I wrote in sjbtheology that we have stormy weather (tornado watch until 3:00 A.M.) and this may mean shutting down my equipment, which means I can't study/work. Perhaps that means I should sleep now and study when the storms pass. ... But I can't sleep with storms blowing and my cat yowling and growling instead of purring at my pillow...

  • Current Music
    Sierra eating (for the moment)
I Believe

thoughts about seminary

I didn't shut down. The storm blew past, and I read...

Twenty-two years ago, I made a life-changing commitment. It is very fitting that today I am sitting down to begin work in earnest toward a goal associated with that life-changing commitment. As I begin one of my first reading assignments, I find myself confronting questions about my expectations of what I will experience during the next few years. I have been thinking about this already during the past few weeks, and some things don't really surprise me. Perhaps because I have taken so much time with my decision and planning, I will not have so much difficulty with the transition as I might have otherwise. However, I am prone to experience a bit of shock as I realize that the standards I hole myself to are extremely high, and they are not necessarily the same standards that others share. This can create some problems for me in relationships with other seminarians who may think that I am too serious, taking on too much, etc. I need to be sensitive enough to be aware when this may be the case; but at the same time, I need to respect myself enough to maintain the awareness that I am the person who must assess whether or not I am taking on too much and that what I take on I do with the knowledge that I will need to work much harder and longer at times than my peers in order to complete the task.

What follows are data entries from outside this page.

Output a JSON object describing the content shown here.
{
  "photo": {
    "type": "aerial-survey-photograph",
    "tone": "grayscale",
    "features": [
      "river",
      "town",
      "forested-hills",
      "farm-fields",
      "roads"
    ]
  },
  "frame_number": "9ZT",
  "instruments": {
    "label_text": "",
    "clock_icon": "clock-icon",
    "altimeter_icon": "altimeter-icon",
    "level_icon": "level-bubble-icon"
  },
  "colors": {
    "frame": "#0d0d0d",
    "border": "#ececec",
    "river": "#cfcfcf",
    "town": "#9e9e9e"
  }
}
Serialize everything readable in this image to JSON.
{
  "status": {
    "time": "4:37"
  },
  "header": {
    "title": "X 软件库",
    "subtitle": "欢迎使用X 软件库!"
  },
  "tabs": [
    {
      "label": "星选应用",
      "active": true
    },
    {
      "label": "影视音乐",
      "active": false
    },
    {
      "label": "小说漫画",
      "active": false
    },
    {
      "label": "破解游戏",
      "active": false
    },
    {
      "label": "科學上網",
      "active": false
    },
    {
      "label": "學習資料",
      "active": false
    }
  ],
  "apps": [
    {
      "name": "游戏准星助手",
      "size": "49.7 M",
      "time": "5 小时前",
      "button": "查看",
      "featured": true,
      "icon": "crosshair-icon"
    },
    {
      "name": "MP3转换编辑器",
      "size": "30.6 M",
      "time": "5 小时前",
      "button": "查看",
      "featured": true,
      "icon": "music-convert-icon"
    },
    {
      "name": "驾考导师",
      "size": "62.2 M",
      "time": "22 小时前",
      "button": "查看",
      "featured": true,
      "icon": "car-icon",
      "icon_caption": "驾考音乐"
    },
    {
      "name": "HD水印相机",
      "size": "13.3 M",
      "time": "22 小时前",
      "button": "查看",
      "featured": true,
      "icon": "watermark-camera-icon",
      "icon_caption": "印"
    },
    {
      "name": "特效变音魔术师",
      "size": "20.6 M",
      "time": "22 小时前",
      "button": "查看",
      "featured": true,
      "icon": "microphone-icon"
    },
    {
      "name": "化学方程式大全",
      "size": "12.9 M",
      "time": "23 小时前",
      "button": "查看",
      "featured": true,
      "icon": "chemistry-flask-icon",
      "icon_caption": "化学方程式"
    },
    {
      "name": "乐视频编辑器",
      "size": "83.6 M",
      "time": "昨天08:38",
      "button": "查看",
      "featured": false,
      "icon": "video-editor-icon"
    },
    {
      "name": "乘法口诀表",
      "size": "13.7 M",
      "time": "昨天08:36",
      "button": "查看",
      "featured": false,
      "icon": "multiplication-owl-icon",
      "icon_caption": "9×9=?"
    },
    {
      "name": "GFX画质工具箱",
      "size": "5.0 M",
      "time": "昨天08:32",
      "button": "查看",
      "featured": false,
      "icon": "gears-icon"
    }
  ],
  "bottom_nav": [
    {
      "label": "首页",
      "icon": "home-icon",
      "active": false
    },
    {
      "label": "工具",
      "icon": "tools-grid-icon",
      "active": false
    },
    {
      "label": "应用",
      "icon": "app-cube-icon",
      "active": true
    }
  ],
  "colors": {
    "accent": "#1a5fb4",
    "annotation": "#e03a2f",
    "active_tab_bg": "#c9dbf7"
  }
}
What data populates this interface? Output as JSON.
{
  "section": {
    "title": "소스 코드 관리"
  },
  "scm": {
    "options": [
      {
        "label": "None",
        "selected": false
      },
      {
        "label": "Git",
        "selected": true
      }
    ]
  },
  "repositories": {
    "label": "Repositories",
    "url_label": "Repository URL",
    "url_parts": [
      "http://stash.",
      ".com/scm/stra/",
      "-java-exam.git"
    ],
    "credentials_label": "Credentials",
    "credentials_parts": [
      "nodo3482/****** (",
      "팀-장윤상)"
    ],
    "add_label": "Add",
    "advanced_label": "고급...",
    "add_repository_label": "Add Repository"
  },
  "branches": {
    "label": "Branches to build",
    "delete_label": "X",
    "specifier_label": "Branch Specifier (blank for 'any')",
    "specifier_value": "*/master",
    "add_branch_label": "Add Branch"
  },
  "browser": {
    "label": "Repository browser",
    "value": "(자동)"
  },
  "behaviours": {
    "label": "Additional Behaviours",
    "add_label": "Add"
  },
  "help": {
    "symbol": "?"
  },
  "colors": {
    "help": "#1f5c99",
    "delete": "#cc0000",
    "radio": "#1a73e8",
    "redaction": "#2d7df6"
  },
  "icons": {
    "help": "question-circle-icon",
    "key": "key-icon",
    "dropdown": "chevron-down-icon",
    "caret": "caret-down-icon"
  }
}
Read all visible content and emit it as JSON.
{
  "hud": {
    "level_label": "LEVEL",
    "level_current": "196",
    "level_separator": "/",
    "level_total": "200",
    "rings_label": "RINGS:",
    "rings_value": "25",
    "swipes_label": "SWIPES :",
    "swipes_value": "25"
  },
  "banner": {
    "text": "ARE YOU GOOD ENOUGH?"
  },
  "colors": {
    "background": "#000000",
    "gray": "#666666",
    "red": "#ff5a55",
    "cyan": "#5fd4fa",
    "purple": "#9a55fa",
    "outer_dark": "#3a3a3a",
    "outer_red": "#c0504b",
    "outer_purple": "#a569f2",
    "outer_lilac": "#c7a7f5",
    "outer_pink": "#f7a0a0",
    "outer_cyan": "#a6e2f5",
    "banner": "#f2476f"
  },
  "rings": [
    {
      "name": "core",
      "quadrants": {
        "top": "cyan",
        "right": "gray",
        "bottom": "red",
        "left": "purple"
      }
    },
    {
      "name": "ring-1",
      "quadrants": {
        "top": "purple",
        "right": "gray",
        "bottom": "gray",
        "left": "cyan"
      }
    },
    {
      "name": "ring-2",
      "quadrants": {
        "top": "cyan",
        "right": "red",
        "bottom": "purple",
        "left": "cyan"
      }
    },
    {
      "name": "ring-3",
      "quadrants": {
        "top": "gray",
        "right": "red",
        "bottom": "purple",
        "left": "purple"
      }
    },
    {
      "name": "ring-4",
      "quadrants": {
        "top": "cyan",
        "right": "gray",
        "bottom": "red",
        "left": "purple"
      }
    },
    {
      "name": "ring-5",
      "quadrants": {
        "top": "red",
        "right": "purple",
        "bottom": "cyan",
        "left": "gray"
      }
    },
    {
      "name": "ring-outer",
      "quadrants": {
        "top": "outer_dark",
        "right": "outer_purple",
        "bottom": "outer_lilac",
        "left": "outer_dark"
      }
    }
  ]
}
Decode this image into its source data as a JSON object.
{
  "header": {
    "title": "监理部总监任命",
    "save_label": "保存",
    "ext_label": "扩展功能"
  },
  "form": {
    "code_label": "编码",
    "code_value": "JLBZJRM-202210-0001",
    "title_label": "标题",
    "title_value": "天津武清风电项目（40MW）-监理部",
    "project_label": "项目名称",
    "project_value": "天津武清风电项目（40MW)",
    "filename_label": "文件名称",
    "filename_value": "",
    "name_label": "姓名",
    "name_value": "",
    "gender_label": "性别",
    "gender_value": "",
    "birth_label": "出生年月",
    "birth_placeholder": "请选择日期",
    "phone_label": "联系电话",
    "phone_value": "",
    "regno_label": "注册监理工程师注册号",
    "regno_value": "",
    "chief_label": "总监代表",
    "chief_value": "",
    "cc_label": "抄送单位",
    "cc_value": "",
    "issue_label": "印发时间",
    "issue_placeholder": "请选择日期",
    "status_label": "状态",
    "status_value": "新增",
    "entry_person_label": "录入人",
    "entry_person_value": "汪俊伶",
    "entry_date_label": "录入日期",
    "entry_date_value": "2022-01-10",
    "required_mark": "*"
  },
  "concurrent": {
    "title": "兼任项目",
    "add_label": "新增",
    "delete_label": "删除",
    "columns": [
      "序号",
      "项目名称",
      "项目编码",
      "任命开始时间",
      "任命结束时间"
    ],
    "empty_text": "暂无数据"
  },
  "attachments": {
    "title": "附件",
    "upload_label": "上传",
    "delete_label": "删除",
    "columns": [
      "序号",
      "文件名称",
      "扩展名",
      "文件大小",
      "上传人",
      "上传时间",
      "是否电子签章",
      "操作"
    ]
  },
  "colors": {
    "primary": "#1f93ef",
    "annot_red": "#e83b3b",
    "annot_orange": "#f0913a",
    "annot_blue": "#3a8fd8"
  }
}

I like the quote on p. 12: "As a seminarian, you can choose to see each area of the
seminary experience as something that contributes to your spiritual
formation and reliance upon God, or as something that is to be
feared and defended against lest it lead you farther away from God.
" I recently had a discussion with a friend from church who told me that a lot of people hide from God in seminary and that she felt that seminary had been detrimental to her spiritual life because of all the academic work required. I've heard some people say the same thing about undergraduate work in religion, even at AU. I don't remember having that experience at all. In fact, I remember that it was challenging and life-bringing--but then I always find things that cause me to question to be challenging and life-giving. For me, there is no life if there are no questions to ask. My faith has been built on asking questions: questions about healing, questions about the Holy Spirit, questions about God's willingness to provide for me financially when my equipment broke down, questions about God's relationship to me when I sinned in an effort to address my feelings of social isolation instead of taking those feelings to Him... Part of what I feared was that seminary would be dry and academic at all times... The days in orientation were good for me. Meeting the professors was good for me. I can't understand the concept of going to seminary and not expecting to be challenged in my faith. I've spent the last year learning that I must shed the idea that pastors have all the answers and everyone else keeps growing for a lifetime. I finally realized how ridiculous this idea was when someone said to me: "You have all the answers. You've been doing this for 22 years!" I thought, "What about the lady who's been doing this for 50 years?"

  • Current Music
    Dad shutting a door downstairs